More interesting questions on the topic
Why are people in Colombia protesting?
Response: A series of protests began in Colombia on 28 April 2021 against increased taxes, corruption, and health care reform proposed by the government of President Iván Duque Márquez.
Additionally, What is the conflict going on in Colombia?
As a response to this: The FARC and other guerrilla movements claim to be fighting for the rights of the poor in Colombia to protect them from government violence and to provide social justice through communism. The Colombian government claims to be fighting for order and stability, and to protect the rights and interests of its citizens.
Is it safe to travel in Columbia? Don’t travel alone or at night. Don’t accept food or drink from strangers. Drug-related crime, terrorism and civil unrest make some areas very dangerous. These include the regions within 20km of the Venezuelan and Ecuadorian borders, the cities of Buenaventura and Tumaco, and the Darién Gap.
Besides, What are the security issues in Colombia?

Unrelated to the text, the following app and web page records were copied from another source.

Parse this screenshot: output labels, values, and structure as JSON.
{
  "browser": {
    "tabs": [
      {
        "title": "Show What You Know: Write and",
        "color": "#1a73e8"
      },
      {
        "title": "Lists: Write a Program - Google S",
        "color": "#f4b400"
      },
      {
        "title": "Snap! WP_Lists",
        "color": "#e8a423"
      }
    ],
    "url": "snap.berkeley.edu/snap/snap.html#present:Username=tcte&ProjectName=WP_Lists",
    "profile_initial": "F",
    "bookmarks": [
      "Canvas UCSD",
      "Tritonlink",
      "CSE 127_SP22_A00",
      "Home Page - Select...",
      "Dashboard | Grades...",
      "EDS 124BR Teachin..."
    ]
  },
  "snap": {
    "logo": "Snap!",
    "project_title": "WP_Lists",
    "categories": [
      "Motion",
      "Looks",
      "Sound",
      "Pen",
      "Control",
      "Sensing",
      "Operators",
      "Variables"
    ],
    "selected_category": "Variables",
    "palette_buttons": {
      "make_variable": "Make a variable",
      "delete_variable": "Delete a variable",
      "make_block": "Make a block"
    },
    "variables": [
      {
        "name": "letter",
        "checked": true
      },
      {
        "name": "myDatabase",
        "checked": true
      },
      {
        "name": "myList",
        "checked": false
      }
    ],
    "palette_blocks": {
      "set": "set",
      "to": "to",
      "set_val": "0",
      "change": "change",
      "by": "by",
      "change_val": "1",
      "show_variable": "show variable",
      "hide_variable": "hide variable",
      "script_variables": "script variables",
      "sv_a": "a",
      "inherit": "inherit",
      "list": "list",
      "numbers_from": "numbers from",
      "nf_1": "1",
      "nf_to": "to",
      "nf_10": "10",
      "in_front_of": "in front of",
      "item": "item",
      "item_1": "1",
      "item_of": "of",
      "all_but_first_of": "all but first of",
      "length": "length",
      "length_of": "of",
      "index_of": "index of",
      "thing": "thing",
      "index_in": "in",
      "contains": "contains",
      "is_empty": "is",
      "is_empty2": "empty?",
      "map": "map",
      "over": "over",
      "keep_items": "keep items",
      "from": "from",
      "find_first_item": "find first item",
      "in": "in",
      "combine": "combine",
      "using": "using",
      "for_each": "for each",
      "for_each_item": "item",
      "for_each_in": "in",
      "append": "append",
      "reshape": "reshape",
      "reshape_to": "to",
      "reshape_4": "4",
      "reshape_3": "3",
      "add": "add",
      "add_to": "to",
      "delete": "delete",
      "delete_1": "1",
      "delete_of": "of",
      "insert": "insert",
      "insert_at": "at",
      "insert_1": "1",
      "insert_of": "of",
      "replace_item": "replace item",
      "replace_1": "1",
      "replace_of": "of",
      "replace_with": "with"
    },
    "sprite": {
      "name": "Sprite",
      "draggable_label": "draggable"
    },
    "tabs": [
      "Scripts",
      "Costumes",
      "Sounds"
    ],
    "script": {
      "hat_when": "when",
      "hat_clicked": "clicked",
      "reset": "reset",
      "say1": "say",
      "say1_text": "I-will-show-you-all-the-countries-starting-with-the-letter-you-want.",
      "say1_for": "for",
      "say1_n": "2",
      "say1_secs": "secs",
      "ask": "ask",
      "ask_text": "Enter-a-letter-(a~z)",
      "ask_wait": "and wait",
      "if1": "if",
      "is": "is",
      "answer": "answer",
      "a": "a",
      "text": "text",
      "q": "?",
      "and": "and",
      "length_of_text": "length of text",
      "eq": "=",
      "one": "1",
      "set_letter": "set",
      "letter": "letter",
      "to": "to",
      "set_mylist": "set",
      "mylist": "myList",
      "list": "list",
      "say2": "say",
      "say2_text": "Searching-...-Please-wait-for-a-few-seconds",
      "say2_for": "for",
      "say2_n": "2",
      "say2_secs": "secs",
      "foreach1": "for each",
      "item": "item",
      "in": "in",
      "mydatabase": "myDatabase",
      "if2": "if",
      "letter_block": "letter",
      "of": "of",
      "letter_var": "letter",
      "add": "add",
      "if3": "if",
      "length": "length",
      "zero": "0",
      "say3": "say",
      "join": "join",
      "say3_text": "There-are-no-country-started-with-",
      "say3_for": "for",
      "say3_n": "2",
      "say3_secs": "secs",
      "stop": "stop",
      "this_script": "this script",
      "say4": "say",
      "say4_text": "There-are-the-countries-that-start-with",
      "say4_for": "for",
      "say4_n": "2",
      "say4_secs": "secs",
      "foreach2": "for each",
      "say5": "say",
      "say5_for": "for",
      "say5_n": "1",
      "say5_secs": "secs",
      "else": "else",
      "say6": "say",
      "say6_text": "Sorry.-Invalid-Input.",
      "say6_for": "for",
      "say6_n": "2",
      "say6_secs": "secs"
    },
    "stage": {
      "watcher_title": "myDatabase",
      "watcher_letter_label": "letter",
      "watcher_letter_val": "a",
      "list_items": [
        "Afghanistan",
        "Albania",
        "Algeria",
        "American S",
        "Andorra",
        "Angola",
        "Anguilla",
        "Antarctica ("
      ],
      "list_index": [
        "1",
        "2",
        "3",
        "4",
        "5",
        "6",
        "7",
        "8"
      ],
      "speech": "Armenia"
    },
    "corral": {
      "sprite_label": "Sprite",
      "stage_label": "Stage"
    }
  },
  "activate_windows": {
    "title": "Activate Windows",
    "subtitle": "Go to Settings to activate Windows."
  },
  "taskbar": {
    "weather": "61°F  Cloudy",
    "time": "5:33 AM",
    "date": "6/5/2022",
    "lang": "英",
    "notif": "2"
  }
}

In reply to that: Country Summary: Violent crime, such as homicide, assault, and armed robbery, is widespread. Organized criminal activities, such as extortion, robbery, and kidnapping, are common in some areas.